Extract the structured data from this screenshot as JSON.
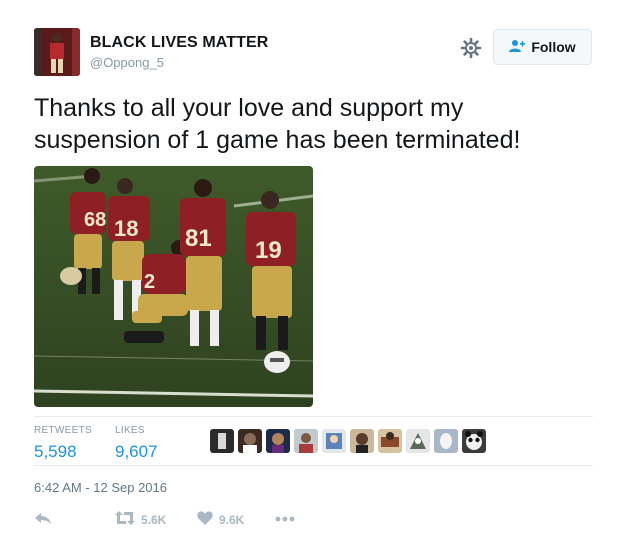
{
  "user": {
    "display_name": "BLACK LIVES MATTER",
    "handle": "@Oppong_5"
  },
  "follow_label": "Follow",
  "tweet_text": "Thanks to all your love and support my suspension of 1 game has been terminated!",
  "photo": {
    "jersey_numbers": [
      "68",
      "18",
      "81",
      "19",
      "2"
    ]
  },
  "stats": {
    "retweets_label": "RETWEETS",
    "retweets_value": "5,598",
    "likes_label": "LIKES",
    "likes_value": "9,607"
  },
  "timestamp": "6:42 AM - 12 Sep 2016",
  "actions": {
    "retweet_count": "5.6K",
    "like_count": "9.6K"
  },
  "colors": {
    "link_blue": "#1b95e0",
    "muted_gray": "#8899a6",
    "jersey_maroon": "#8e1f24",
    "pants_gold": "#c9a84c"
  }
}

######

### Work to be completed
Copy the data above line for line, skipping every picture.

### Output for this exercise
Extract the structured data from this screenshot as JSON.
{
  "user": {
    "display_name": "BLACK LIVES MATTER",
    "handle": "@Oppong_5"
  },
  "follow_label": "Follow",
  "tweet_text": "Thanks to all your love and support my suspension of 1 game has been terminated!",
  "photo": {
    "jersey_numbers": [
      "68",
      "18",
      "81",
      "19",
      "2"
    ]
  },
  "stats": {
    "retweets_label": "RETWEETS",
    "retweets_value": "5,598",
    "likes_label": "LIKES",
    "likes_value": "9,607"
  },
  "timestamp": "6:42 AM - 12 Sep 2016",
  "actions": {
    "retweet_count": "5.6K",
    "like_count": "9.6K"
  },
  "colors": {
    "link_blue": "#1b95e0",
    "muted_gray": "#8899a6",
    "jersey_maroon": "#8e1f24",
    "pants_gold": "#c9a84c"
  }
}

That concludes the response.